San Francisco is about to pay nearly $2 million to settle claims that two officers with histories of misconduct lied to justify shooting a man during an exchange of gunfire in the Outer Sunset.
The settlement, which is awaiting approval from the Board of Supervisors, isn’t the first big payout spurred by troubled former San Francisco police officer Paulo Morgado.
Morgado cost taxpayers $50,000 in 2010 when the city settled a lawsuit alleging he shoved a Black Army veteran, called him “boy” and misrepresented the encounter in a police report.
After he was fired over the incident, Morgado won a lawsuit that forced San Francisco to temporarily rehire him and pay him more than $500,000 in lost income over a procedural issue with his termination.
Morgado’s lawsuit also required San Francisco to overhaul the way it holds officers accountable—changes that led to the rehiring of at least one other officer who lost his job for sending a racist text.
The latest payout stems from a shooting one night in 2007 when Morgado and his partner, Dennis Cravalho, responded to a 911 call reporting a stolen bicycle near Ocean Beach.
One of the suspects, Francisco Valle, allegedly opened fire on Morgado’s patrol car after the officer spotted him riding a bicycle. Police say Cravalho reacted by trading shots with Valle, and that no one was struck by gunfire.
But Valle tells a wildly different story in the lawsuit closing in on a $2 million settlement.

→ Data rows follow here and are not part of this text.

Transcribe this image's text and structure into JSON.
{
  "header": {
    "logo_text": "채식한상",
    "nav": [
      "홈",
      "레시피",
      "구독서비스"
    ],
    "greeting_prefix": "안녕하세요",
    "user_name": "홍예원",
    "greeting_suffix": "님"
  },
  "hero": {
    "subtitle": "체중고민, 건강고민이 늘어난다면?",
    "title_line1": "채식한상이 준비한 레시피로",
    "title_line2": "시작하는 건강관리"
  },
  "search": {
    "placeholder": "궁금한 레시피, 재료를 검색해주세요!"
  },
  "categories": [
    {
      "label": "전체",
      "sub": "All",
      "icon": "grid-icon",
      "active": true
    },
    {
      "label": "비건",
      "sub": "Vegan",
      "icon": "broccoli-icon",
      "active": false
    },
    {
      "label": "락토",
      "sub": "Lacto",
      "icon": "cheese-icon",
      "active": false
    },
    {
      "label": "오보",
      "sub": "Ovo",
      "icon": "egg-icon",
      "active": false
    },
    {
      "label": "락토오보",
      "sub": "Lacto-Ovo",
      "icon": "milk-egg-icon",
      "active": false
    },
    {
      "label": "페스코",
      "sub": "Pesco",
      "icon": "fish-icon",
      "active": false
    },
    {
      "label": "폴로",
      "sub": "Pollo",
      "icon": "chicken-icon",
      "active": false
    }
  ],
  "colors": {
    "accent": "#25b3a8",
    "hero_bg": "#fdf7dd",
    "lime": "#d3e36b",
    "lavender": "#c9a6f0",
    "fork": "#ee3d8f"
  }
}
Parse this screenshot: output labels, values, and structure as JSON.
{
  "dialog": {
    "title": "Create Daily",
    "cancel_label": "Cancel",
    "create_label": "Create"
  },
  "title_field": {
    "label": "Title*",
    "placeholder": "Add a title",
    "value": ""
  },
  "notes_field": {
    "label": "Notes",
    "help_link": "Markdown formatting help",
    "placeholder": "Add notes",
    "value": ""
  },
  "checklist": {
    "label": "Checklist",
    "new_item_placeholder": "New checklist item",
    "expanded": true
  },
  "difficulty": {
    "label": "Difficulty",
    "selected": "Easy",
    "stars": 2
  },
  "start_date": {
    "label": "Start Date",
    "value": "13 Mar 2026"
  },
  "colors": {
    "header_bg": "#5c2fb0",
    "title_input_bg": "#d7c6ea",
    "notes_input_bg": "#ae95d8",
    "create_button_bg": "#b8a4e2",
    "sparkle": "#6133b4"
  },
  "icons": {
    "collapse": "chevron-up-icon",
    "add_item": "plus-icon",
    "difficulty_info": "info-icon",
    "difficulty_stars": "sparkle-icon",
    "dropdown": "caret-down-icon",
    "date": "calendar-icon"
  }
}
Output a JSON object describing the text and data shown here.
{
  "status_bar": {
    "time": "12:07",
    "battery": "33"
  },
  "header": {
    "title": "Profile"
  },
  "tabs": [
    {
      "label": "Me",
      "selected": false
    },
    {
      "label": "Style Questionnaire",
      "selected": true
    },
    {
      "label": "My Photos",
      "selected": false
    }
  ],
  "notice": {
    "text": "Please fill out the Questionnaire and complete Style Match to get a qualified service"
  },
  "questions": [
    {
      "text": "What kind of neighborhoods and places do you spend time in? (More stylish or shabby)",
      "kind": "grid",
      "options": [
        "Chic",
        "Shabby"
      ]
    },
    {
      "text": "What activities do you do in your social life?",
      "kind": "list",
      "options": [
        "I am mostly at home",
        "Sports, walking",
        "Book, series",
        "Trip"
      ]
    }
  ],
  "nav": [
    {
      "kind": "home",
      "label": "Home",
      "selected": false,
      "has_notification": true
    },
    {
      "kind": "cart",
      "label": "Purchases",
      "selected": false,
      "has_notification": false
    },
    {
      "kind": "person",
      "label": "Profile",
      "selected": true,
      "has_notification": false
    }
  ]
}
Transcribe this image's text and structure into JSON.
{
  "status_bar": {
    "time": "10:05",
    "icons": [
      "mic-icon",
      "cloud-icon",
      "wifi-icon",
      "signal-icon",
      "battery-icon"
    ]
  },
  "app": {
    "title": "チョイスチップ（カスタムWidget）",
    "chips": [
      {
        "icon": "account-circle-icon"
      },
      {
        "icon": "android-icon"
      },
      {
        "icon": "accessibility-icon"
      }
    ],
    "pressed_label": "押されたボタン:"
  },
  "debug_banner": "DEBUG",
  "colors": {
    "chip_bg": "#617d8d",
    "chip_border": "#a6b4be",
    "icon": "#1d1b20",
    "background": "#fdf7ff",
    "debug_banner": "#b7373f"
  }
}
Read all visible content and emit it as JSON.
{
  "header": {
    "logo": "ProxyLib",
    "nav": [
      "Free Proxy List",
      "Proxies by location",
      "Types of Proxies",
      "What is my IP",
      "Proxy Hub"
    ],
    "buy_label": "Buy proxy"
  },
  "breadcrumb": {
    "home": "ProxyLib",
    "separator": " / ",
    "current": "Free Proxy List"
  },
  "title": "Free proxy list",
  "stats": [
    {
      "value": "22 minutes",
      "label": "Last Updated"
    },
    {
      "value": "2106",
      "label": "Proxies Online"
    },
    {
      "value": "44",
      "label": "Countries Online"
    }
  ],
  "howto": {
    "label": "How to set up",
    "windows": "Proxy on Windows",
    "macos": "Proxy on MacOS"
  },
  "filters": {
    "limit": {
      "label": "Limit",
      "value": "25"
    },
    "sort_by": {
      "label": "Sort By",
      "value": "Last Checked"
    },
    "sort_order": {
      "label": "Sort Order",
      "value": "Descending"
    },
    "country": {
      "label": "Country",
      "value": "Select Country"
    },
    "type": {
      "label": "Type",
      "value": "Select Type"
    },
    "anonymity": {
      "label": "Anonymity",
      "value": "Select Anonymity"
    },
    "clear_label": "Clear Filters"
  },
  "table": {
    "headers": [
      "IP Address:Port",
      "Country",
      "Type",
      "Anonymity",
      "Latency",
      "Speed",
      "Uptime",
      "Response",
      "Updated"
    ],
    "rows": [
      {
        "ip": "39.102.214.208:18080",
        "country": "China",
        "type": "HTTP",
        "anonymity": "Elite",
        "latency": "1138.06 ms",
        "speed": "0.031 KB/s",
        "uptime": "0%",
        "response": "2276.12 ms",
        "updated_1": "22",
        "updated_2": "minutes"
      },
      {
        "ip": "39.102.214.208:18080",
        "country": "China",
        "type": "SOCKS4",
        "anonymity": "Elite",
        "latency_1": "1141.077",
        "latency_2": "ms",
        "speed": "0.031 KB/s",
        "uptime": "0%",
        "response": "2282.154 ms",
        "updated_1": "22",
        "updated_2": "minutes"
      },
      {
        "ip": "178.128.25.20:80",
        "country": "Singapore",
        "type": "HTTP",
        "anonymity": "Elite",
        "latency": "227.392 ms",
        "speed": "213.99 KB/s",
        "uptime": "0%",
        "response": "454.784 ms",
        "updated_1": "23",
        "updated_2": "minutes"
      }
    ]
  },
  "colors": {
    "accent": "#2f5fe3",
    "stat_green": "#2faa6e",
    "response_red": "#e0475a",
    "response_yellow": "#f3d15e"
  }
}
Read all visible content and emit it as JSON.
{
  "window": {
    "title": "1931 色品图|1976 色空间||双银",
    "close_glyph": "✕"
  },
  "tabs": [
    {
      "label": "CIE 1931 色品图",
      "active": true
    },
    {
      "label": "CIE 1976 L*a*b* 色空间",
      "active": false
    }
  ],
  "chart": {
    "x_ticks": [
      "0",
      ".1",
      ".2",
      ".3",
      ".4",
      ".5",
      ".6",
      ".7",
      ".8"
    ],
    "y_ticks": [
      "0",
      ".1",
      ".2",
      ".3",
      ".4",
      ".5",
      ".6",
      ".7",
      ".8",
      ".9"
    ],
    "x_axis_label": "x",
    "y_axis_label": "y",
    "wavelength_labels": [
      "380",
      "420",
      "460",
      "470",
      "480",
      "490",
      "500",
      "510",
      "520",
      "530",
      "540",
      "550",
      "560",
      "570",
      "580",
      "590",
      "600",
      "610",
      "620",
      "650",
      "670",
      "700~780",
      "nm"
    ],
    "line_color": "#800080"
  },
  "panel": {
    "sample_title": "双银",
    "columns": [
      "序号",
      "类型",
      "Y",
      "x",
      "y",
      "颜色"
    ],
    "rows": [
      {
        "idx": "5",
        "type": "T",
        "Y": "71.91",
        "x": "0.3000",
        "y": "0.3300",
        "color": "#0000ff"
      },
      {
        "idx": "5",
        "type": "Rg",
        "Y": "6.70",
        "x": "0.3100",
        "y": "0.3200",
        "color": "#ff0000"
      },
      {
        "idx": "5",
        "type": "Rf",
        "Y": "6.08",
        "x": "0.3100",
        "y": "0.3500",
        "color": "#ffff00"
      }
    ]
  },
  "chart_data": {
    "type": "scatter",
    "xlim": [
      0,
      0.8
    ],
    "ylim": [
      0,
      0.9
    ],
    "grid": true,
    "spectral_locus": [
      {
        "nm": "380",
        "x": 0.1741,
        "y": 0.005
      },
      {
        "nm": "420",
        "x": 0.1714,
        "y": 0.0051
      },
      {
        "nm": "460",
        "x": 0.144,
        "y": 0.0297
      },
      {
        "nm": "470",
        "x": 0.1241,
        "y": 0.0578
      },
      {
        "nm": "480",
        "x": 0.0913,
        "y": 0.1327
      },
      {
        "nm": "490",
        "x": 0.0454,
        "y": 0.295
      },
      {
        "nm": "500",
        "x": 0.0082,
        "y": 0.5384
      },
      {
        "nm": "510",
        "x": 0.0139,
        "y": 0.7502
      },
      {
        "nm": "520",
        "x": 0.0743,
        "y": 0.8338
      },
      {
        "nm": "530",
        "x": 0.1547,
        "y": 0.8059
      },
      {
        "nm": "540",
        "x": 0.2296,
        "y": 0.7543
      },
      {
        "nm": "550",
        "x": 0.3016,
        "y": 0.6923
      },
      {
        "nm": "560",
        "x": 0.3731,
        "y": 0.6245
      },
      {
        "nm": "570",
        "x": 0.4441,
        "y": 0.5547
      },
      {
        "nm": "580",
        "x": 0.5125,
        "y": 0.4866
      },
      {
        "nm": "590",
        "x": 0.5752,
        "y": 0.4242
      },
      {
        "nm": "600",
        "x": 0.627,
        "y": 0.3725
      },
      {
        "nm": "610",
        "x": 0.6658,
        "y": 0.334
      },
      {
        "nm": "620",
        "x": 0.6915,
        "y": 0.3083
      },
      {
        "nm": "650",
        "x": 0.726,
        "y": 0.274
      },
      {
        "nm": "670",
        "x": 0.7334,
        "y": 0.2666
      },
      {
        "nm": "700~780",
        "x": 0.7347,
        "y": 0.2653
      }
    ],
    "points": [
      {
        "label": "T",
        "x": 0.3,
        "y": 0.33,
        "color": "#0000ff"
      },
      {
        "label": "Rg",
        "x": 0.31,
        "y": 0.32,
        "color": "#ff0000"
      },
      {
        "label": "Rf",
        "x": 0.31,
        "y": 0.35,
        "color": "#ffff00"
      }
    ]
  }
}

Valle says he didn’t shoot at all, and that Morgado—not Cravalho—opened fire. He says Morgado shot his hand “without any warning or provocation” after he surrendered.
“Knowing that they had engaged in what was essentially criminal misconduct, Morgado and Cravalho decided to concoct a story in order to cover up their misconduct and to frame [Valle] for attempted murder,” the lawsuit alleges.
Valle was convicted of trying to murder the officers and sentenced to two consecutive life terms in state prison. He spent 13 years behind bars.
But an appeals court overturned his conviction in 2017, finding that prosecutors failed to tell his defense attorneys that Morgado and Cravalho “had histories of failing to control their tempers.”
Details about Cravalho’s history are unclear because the relevant records are under seal. But the appeals court said the alleged misconduct “pretty much covers the rainbow."
“It includes adjudicated criminality as well as actions that could be viewed as criminal,” the ruling says. “Recurring themes are Cravalho’s belligerence and his tendency to evade accountability by emphasizing his status as a police officer.”
In 2020, the San Francisco District Attorney’s Office dropped all charges against Valle, court records show.
Reached by phone, Morgado said he did not shoot at Valle and accused Valle of trying to “assassinate” him.
“I could have been dead that day, and they are letting this guy out who tried to kill two cops,” Morgado told The Standard.
Morgado also defended his reputation and said he did not call a Black man a “boy” as alleged in the case that settled for $50,000.
“Any working cop is going to get complaints because criminals don’t like when they get arrested,” Morgado said. “Just because a cop gets a complaint, that doesn't mean anything.”
He did not mince words when it came to his distaste for San Francisco and his former department, which he accused of going after good cops.
“I hope that city burns to the ground,” said Morgado, who now works in the mortgage industry.
Morgado said he spent time answering phones at the Department Operations Center after SFPD rehired him.
The unit—the department’s rubber room—is staffed by troubled officers who earn top dollar for mostly clerical work so police brass can keep them off the street, The Standard recently reported in a series.
Records show Morgado earned nearly $850,000 in total compensation and lost income in 2018 and 2019 after SFPD rehired him.
He was released again in August 2019.
Attempts to reach Cravalho for comment were not successful.
He appears to have last earned a full salary from SFPD in 2013, according to the website Transparent California.
Valle’s attorney declined to comment on the case.
A spokesperson for the City’s Attorney’s Office, which is representing the officers in court, called the settlement an “appropriate resolution” given the potential costs and risks of going to court over a shooting from 2007.
Michael Barba can be reached at email@example.com